5 steps to creating a VR expedition

To help students create their own expeditions, all you need is a smartphone or tablet with the Google Street View app and Google cardboard headset. Here’s how you do it.

Step 1: Have students open up the Google Street View app on their devices.  
Step 2: Next they will click on “+” to take a photosphere.
Step 3: After selecting a location, they can take a photosphere, or 360-degree panoramic photo, by pointing at and following the series of yellow dots that appear as they move the camera around to capture a 360-degree view of their location. Be sure to tell them to move their device up, down, left and right. This will ensure the most immersive experience.
Step 4: After students take their photos in Google Street View, the image will appear in the gallery with the rest of their photos. Now it’s time to publish their photosphere to Google Maps.
Step 5: Clicking on any photo brings up the Google Cardboard icon in the upper right corner of the screen. They should set their phone into the the cardboard or other viewer case to see the image as an VR immersive experience.

Classroom applications are endless
As an educator, my goal is to get my students creating with technology. With VR, the possibilities are enormous. I have students research a location, artifact or landmark and then create an expedition that they share with others simply by posting their photosphere. This is the perfect opportunity for students to engage in reading for a purpose and then synthesizing what they have read into an informative piece of writing that goes along with their VR expedition.


Students can also view spheres that people all over the world have taken and published to Google Maps. Simply enter a search term by clicking on the magnifying glass icon in the upper left corner of the app for the location they want to see. It will bring up a collection of images of that particular place.

Using these panoramas, students can study the Colosseum up close, analyze the structure of the Eiffel Tower from all angles and delve into the amazing history of the Taj Mahal. Students can pull up a panorama of the floor of the Borneo rainforest and make observations and inferences based on what they see in the image. It is even possible to go into the White House and take a virtual tour of the Red Room, Blue Room and more.

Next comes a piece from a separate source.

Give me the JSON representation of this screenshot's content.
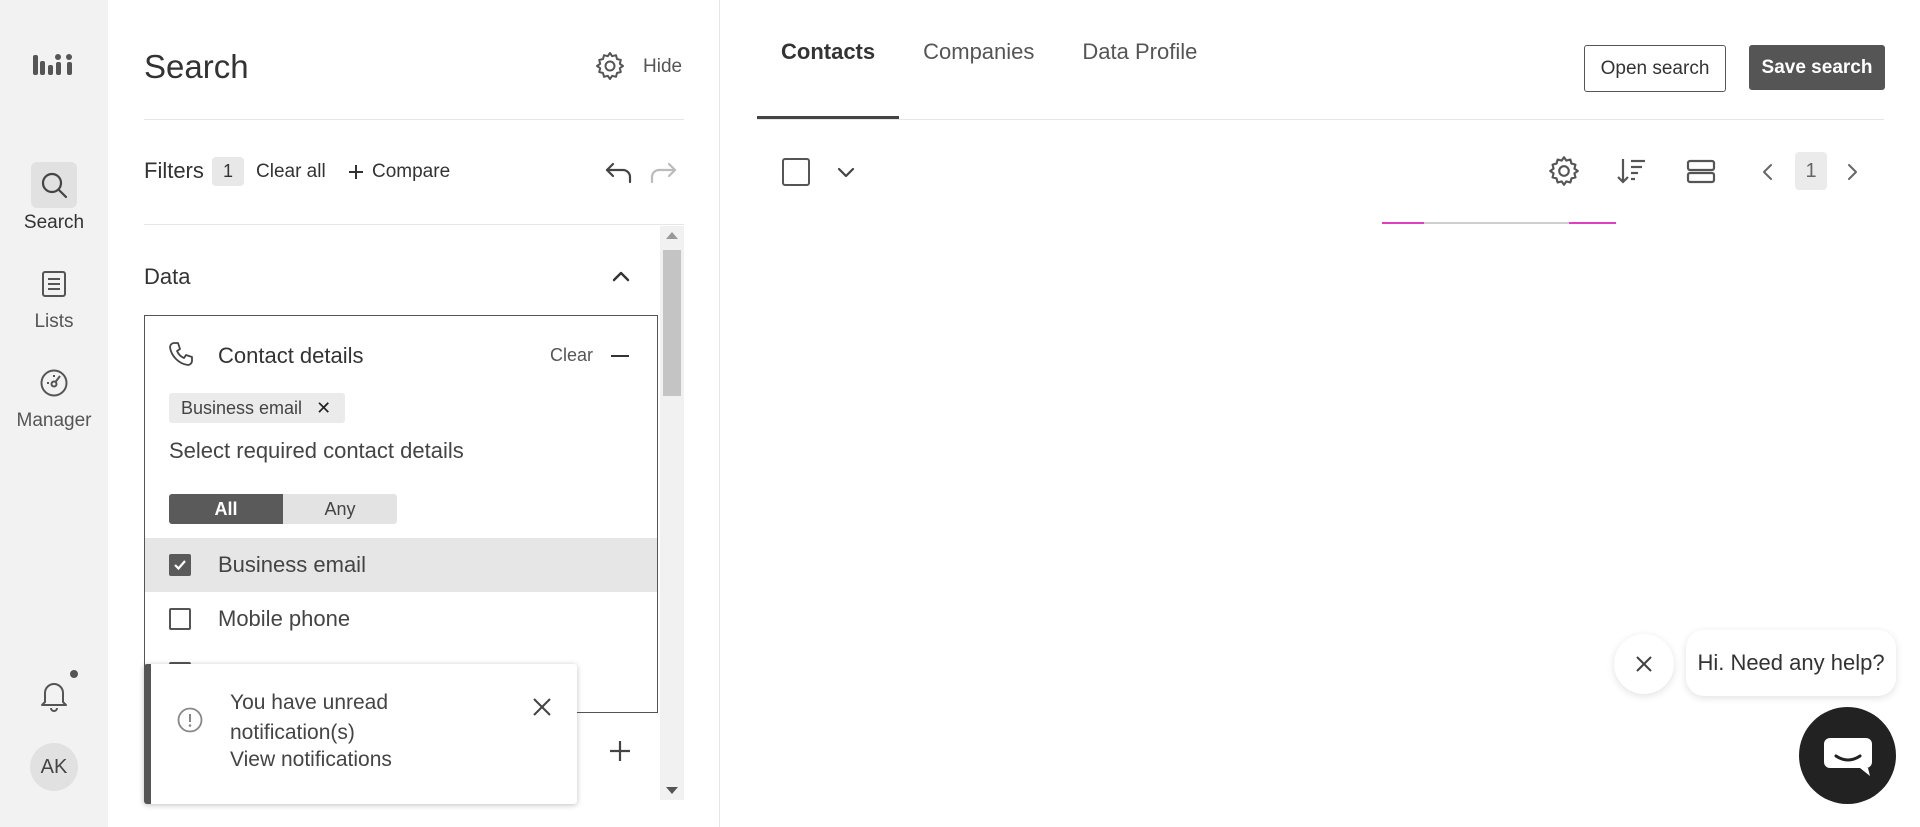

Having an enhanced view of the world through these panoramas leads to rich qualitative observations and sparks lively discussions about the world around us. Students can collaborate in groups to create a comparative study of architecture from around the world and then practice their communication skills to present their findings to their classmates.  

They can also launch discussion in science or social studies class.  For example, students can pull up a panorama of the floor of the Cave on Lokrum in Dubrovnik, Croatia.  They can then make observations and inferences based on what they see. Getting an insider’s look into CERN, a.k.a, the European Center for Nuclear Research is definitely a rich educational experience.

Being able to collect, curate, and share panoramas to create VR expeditions is really the new make-your-own-adventure, taking you and your students anywhere in the world.

Want to learn more about using Google Cardboard in the classroom? Read "Google Expeditions offers stunning field trips without leaving school," a guide to help you choose the right materials and tools you'll need to offer immersive activities in your classroom.